- _EXERCISE DATA_
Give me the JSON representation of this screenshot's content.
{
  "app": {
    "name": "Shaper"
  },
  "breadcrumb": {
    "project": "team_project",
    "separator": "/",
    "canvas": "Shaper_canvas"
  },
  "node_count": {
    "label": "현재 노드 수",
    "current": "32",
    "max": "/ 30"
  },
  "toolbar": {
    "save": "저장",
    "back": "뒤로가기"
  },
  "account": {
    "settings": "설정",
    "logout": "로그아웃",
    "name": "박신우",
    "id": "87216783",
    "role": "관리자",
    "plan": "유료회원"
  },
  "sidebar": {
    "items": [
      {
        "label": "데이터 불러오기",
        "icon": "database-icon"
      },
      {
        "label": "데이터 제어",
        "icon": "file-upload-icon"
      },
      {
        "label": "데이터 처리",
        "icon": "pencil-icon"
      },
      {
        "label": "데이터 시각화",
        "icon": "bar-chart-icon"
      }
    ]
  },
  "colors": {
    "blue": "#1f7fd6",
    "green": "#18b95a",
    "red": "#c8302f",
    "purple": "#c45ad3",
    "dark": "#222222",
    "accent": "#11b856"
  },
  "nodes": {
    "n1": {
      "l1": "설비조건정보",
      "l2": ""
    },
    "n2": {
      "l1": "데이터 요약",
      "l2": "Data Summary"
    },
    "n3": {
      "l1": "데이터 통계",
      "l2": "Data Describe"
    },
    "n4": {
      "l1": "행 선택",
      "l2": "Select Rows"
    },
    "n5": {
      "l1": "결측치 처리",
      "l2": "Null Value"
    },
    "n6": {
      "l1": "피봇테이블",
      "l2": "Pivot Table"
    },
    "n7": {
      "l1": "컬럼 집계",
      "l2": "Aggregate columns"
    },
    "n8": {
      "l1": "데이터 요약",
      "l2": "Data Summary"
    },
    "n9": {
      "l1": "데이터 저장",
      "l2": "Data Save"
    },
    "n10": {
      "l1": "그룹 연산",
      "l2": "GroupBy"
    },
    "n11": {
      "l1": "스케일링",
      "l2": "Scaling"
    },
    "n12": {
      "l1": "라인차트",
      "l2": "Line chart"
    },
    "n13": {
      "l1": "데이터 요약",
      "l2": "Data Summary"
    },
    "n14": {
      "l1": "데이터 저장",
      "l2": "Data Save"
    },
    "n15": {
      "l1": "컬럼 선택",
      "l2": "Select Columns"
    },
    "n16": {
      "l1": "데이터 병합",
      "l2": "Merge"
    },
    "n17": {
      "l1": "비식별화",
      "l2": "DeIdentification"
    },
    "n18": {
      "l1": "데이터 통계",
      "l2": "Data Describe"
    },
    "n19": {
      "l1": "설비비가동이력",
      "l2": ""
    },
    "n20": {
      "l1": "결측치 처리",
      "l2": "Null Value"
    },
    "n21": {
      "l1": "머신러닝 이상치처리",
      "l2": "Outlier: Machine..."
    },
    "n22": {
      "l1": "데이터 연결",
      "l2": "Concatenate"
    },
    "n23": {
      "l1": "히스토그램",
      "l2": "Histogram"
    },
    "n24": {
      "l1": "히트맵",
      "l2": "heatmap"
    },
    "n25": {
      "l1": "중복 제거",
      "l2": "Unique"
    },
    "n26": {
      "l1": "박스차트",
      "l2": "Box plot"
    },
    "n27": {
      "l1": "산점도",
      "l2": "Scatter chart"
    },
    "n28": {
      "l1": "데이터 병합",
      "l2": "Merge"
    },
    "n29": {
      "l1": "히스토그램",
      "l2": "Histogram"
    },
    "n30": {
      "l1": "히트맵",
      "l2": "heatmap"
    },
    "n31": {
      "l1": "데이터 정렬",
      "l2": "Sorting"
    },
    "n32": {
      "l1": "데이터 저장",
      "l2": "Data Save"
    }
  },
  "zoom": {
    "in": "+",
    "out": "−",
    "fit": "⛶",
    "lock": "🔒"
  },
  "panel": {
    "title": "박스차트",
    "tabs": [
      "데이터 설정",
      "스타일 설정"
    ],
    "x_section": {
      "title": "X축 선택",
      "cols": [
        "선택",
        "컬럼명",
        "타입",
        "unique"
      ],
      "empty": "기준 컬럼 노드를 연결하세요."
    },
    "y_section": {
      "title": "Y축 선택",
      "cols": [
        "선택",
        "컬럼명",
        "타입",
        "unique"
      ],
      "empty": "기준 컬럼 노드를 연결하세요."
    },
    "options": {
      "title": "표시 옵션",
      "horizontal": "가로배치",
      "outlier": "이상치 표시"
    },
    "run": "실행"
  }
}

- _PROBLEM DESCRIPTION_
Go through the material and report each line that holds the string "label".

- _ANSWER TO THIS EXERCISE_
    "label": "현재 노드 수",
        "label": "데이터 불러오기",
        "label": "데이터 제어",
        "label": "데이터 처리",
        "label": "데이터 시각화",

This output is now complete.